Source: National Institute of Arthritis and Musculoskeletal and Skin Diseases

Although sprains can occur in both the upper and lower parts of the body, the most common site is the ankle. Most ankle sprains happen when the foot turns inward as a person runs, turns, falls, or lands on the ankle after a jump. The knee is another common site for a sprain. A blow to the knee or a fall is often the cause; sudden twisting can also result in a sprain.

Sprains frequently occur at the wrist, when people fall and land on an outstretched hand. A sprain to the thumb is common in skiing and other sports. This injury often occurs when a ligament near the base of the thumb is torn. Typically, sprains occur when people fall and land on an outstretched arm, slide into a baseball base, land on the side of their foot, or twist a knee with the foot planted firmly on the ground.

Two common sites for a strain are the back and the hamstring muscle (located in the back of the thigh). Contact sports such as soccer, football, hockey, boxing, and wrestling put people at risk for strains. Gymnastics, tennis, rowing, golf, and other sports that require extensive gripping can increase the risk of hand and forearm strains. Elbow strains sometimes occur in people who participate in racquet sports, throwing, and contact sports.

Follow the steps below to prevent sprains and strains:
-- run on even surfaces.
-- maintain a healthy weight.
-- wear shoes that fit properly.
-- do stretching exercises daily.
-- wear protective equipment when playing.
-- be in proper physical condition to play a sport.
-- avoid exercising or playing sports when tired or in pain.
-- maintain a healthy, well-balanced diet to keep muscles strong.
-- warm up and stretch before participating in any sport or exercise.
-- replace athletic shoes as soon as the tread wears out or the heel wears down on one side.
-- practice safety measures to help prevent falls.

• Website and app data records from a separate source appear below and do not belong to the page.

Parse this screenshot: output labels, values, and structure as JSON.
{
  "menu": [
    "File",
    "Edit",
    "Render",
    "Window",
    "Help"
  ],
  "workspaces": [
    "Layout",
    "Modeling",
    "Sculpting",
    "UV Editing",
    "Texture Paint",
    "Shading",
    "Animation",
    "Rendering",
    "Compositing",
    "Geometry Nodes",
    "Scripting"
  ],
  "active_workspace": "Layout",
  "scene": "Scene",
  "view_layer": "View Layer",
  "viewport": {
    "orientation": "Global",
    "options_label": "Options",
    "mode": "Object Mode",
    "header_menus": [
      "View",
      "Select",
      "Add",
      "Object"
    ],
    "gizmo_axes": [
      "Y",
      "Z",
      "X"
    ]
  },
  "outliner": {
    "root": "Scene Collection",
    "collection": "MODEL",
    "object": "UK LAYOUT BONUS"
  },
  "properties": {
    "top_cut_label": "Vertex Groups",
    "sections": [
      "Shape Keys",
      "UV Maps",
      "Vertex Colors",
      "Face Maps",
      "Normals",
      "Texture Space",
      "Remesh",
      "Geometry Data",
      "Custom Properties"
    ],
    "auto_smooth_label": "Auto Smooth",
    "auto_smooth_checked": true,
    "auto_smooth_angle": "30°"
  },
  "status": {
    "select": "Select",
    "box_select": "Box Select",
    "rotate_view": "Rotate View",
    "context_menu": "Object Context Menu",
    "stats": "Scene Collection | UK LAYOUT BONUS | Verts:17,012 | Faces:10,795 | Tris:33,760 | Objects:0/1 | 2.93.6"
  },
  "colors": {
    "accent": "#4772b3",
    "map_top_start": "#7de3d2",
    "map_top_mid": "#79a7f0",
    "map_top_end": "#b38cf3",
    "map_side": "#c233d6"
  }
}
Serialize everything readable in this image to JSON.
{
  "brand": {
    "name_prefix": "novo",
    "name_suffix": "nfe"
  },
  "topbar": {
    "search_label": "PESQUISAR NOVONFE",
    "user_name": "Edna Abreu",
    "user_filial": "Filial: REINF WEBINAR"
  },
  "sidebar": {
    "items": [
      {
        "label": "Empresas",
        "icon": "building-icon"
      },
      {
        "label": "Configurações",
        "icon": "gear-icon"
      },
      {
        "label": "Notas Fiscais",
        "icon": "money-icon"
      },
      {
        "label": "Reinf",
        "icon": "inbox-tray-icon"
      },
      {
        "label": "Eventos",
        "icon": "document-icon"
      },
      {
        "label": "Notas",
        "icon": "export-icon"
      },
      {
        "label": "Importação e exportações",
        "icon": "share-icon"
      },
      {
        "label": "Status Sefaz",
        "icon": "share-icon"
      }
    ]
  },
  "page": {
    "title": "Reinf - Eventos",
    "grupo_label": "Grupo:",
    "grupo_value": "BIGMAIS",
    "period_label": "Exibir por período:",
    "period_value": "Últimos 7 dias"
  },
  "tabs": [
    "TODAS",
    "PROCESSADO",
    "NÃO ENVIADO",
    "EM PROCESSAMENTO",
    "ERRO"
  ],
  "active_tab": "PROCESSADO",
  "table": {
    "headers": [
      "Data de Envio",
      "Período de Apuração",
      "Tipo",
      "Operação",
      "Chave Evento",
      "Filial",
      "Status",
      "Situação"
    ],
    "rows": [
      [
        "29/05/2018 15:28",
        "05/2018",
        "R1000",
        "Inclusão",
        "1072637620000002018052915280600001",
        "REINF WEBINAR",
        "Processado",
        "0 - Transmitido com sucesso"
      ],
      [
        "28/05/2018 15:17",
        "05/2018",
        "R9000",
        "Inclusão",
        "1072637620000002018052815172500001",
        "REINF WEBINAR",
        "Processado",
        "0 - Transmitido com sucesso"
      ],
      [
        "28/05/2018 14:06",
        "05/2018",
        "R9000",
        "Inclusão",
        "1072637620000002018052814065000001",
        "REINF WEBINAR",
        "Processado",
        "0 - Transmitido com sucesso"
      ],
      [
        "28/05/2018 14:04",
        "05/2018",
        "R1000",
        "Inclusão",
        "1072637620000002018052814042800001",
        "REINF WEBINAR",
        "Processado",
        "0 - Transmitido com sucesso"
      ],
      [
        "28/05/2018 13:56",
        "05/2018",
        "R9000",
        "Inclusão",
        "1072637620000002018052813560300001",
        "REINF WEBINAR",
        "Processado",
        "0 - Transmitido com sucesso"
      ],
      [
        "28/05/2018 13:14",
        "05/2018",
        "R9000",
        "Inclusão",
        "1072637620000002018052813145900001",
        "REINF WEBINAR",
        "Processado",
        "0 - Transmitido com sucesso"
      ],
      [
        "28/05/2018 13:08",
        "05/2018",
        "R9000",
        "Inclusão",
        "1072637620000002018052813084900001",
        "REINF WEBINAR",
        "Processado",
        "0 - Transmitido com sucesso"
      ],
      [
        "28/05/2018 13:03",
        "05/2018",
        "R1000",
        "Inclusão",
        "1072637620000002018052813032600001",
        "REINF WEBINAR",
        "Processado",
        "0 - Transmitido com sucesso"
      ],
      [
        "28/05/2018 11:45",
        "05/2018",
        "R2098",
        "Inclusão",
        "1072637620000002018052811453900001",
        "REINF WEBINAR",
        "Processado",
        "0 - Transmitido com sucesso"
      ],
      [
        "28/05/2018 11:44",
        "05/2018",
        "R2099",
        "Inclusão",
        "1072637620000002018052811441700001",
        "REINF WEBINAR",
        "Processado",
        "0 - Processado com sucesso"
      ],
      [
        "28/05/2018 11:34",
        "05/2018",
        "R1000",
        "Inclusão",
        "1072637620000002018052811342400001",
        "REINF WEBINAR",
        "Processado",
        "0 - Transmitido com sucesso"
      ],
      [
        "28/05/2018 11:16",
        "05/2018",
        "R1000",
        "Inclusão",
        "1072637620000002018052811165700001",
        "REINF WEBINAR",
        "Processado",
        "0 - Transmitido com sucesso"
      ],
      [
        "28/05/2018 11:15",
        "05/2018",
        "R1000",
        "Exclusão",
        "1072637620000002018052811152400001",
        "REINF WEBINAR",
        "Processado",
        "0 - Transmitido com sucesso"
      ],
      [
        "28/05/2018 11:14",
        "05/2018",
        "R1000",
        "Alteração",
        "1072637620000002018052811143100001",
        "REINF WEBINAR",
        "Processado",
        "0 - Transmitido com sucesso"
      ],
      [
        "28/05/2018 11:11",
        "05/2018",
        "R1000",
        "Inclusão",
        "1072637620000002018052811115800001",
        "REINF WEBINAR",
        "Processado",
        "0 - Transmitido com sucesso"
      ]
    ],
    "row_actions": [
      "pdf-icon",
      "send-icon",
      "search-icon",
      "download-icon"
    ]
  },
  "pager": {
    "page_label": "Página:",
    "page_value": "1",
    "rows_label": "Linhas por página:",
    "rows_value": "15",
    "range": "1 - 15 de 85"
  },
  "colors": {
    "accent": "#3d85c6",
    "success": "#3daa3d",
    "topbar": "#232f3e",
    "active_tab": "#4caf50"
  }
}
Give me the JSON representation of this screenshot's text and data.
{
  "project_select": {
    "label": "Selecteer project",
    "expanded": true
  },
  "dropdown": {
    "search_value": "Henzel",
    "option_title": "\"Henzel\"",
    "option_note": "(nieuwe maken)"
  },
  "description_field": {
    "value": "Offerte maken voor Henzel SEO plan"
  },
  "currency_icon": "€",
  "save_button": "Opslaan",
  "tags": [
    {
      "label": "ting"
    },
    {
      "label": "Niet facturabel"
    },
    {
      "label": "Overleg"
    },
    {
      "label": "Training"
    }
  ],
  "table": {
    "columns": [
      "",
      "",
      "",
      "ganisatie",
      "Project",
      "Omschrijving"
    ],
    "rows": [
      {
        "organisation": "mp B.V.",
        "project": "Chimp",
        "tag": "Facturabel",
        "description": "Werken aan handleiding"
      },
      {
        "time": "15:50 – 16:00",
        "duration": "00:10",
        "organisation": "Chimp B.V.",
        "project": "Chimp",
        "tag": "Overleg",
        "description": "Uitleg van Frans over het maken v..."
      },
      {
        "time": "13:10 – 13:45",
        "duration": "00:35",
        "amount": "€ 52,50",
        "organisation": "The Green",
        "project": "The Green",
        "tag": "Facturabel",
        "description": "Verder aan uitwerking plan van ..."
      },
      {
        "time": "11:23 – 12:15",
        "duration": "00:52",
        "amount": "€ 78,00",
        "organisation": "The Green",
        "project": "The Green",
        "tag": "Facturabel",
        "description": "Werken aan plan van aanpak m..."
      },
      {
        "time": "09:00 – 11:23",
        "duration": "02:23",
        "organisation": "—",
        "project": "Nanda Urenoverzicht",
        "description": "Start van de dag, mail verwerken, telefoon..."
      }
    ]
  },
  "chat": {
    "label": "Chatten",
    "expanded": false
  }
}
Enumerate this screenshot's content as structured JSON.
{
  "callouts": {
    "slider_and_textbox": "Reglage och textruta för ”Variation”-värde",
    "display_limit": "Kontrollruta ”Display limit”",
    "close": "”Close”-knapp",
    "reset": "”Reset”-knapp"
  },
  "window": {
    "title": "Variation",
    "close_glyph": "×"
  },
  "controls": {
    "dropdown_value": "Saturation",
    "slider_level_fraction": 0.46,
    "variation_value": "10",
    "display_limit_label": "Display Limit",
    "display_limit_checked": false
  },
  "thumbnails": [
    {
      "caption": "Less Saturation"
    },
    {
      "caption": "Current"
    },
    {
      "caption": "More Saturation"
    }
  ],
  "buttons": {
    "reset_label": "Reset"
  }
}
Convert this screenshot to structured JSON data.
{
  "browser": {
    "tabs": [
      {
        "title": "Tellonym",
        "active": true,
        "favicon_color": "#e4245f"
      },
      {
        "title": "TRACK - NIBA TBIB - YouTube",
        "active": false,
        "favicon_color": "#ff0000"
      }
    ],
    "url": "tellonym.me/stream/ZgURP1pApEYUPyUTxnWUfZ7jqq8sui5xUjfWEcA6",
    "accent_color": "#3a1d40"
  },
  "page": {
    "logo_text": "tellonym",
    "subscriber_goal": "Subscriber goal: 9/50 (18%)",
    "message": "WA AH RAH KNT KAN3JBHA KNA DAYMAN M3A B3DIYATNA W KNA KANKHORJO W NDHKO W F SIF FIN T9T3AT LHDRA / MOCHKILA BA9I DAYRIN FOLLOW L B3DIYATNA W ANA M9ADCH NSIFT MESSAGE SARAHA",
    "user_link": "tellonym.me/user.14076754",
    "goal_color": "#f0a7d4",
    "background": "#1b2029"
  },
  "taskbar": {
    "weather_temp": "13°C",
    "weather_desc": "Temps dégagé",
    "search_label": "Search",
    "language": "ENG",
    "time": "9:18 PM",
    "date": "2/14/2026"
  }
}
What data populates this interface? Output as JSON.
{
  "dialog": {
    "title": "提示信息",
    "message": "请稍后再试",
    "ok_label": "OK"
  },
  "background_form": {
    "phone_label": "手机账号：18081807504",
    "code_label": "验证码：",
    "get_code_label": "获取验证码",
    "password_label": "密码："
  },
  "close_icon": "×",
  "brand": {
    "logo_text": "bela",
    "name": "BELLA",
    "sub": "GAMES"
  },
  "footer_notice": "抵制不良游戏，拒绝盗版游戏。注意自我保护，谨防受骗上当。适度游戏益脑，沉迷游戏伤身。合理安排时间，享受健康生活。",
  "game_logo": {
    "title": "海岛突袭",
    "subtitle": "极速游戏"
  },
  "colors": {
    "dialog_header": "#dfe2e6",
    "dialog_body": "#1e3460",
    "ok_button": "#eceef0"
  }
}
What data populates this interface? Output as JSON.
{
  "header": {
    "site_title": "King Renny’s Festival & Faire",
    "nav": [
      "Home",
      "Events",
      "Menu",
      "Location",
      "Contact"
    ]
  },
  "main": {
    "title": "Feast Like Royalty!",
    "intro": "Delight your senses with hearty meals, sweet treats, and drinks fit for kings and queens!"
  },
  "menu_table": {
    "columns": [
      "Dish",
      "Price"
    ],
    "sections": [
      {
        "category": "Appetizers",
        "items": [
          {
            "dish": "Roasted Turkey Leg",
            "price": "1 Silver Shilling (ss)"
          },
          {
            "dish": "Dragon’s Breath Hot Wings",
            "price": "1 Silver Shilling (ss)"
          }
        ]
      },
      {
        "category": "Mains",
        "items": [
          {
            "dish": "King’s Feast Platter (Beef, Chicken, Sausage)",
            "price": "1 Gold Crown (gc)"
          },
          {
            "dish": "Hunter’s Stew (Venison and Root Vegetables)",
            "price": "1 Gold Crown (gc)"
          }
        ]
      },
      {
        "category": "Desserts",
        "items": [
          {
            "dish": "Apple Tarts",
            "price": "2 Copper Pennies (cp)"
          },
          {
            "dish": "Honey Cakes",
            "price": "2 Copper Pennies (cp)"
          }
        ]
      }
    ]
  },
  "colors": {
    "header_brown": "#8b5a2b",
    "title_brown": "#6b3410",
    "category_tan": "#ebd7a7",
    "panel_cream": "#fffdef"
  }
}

For example, keep stairways, walkways, yards, and driveways free of clutter; anchor scatter rugs; and salt or sand icy sidewalks and driveways in the winter.